Europe shows it will not blindly do US bidding
The Tuesday decision by the British government led by Prime Minister Boris Johnson to allow Huawei to participate in the country's 5G network has dealt a major blow to those in Washington who have been hysterically trying to pressure and intimidate the United States' allies to exclude the Chinese telecommunications giant.
While the United Kingdom is only allowing Huawei to provide equipment for the non-core part of its 5G network and has put a 35-percent cap on market share, it sent a strong signal to other European nations which will make their 5G decisions soon.
It also sent a clear signal that countries don't want to be forced to choose between China and the US, a message that Singapore Prime Minister Lee Hsien Loong repeated at the World Economic Forum in Davos, Switzerland, last week.
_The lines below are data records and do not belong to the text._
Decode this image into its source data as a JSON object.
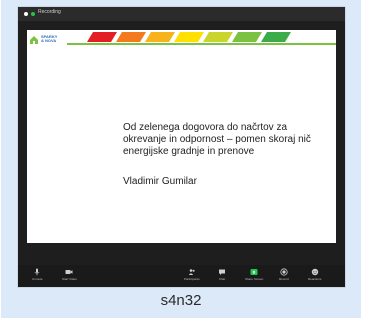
{
  "window": {
    "meeting_label": "Recording"
  },
  "slide": {
    "logo_text_line1": "SPARKY",
    "logo_text_line2": "& NOVA",
    "header_caption": "",
    "title": "Od zelenega dogovora do načrtov za okrevanje in odpornost – pomen skoraj nič energijske gradnje in prenove",
    "author": "Vladimir Gumilar",
    "stripe_colors": [
      "#e31e24",
      "#f47a20",
      "#f7b31b",
      "#ffe000",
      "#c9d52d",
      "#7cc242",
      "#3cab4a"
    ]
  },
  "toolbar": {
    "items": [
      {
        "name": "unmute",
        "label": "Unmute",
        "icon": "microphone-icon"
      },
      {
        "name": "start-video",
        "label": "Start Video",
        "icon": "video-camera-icon"
      },
      {
        "name": "participants",
        "label": "Participants",
        "icon": "participants-icon",
        "count": "21"
      },
      {
        "name": "chat",
        "label": "Chat",
        "icon": "chat-icon"
      },
      {
        "name": "share-screen",
        "label": "Share Screen",
        "icon": "share-screen-icon"
      },
      {
        "name": "record",
        "label": "Record",
        "icon": "record-icon"
      },
      {
        "name": "reactions",
        "label": "Reactions",
        "icon": "reactions-icon"
      }
    ]
  },
  "tile_caption": "s4n32"
}
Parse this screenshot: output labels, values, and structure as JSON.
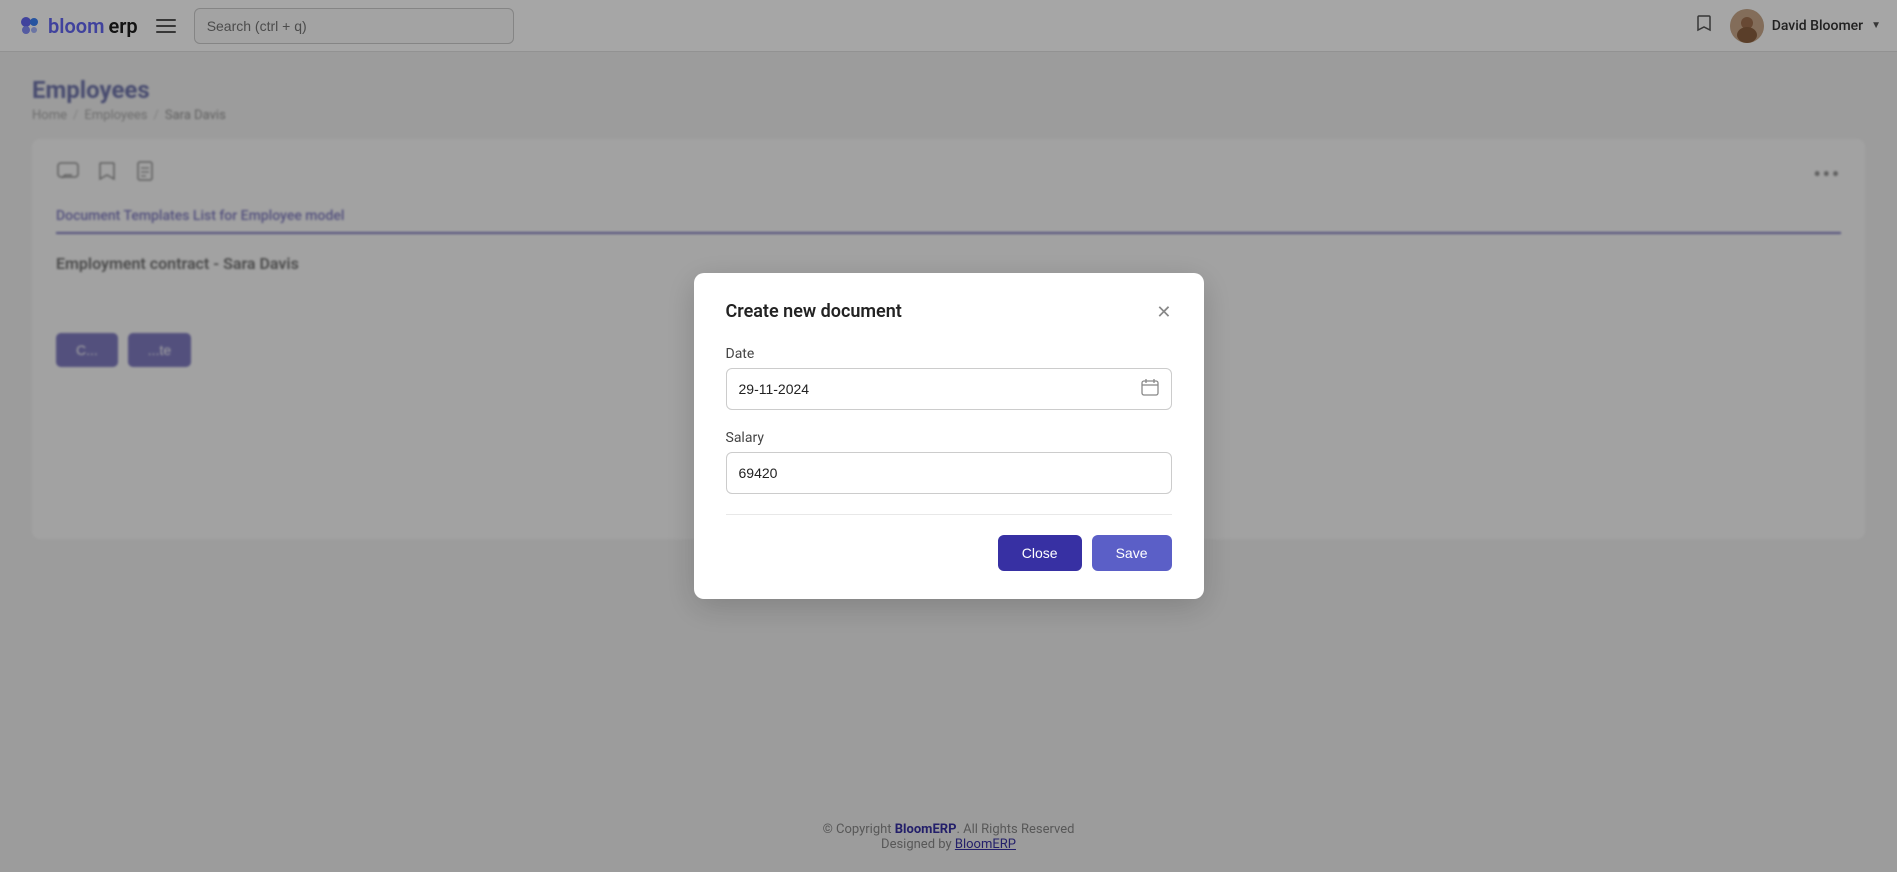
{
  "app": {
    "logo_text_bloom": "bloom",
    "logo_text_erp": "erp",
    "search_placeholder": "Search (ctrl + q)"
  },
  "topnav": {
    "user_name": "David Bloomer",
    "bookmark_icon": "bookmark-icon",
    "hamburger_icon": "hamburger-icon"
  },
  "breadcrumb": {
    "home": "Home",
    "employees": "Employees",
    "current": "Sara Davis",
    "sep": "/"
  },
  "page": {
    "title": "Employees"
  },
  "card": {
    "tab_label": "Document Templates List for Employee model",
    "section_heading": "Employment contract - Sara Davis",
    "more_dots": "•••"
  },
  "modal": {
    "title": "Create new document",
    "date_label": "Date",
    "date_value": "29-11-2024",
    "salary_label": "Salary",
    "salary_value": "69420",
    "close_label": "Close",
    "save_label": "Save"
  },
  "footer": {
    "copyright": "© Copyright ",
    "brand": "BloomERP",
    "rights": ". All Rights Reserved",
    "designed_by": "Designed by ",
    "designed_brand": "BloomERP"
  }
}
It's not the first time for UK to take such a lead. Back in 2015, UK resisted US pressure by joining the Asian Infrastructure Investment Bank initiated by China. Many other European nations then followed suit, and many in the US criticized their government for not joining the AIIB and for trying to block others from joining.
And the UK's decision on Huawei was made despite the incessant US fearmongering about the Chinese company, including a trip to London two weeks ago by deputy National Security Advisor Matt Pottinger to make the final plea with a so-called dossier of evidence.
US Secretary of State Mike Pompeo has led the smear campaign against Huawei. He has made several trips to Europe and sent tweets hyping up a Huawei threat days before UK's decision. He clearly has not given up after arriving in London on Wednesday.
But Europeans have shown that they are able to make their own decisions despite decades of dependence on the US. Just a day after UK's decision, the EU, in announcing its toolbox for 5G deployment, also did not ban Huawei as the US had urged.
The UK and some other European countries paid a heavy price for blindly following the US into the disastrous Iraq War. And they well remember that according to the whistle-blowing of NSA contractor Edward Snowden, the US National Security Agency conducts wide-ranging surveillance, including on European leaders,
In Davos last week, Israeli historian Yuval Harari appearing on a panel alongside Huawei founder Ren Zhengfei, pointed out that it is not that there is no surveillance in the US, it is just that it has a very sophisticated surveillance mechanism.
Despite US' exaggerating the threat posed by China's National Security Law, Europeans have found that the US Patriot Act and US CLOUD Act are no different in requiring US companies to comply with government requests under certain circumstances.
Europeans are clear-eyed and show no appetite to join the US in its geopolitical campaign against China and risk another Cold War, or tech Cold War.
China of course does not resemble a Cold War enemy. It is not exporting revolution and ideology but promoting multilateralism, globalization, world peace and the fight against climate change.
At the Davos forum, Microsoft CEO Satya Nadella said that any decoupling between China and US, whether in technology or trade, will make everyone worse off. He believes the way forward is for China, US and EU to talk about a set of rules and norms.
With Europeans showing they want to make their own decisions, hopefully it will convince the US administration to ditch its zero-sum Cold War mentality toward China and Huawei and engage in win-win cooperation.
The author is chief of China Daily EU Bureau based in Brussels.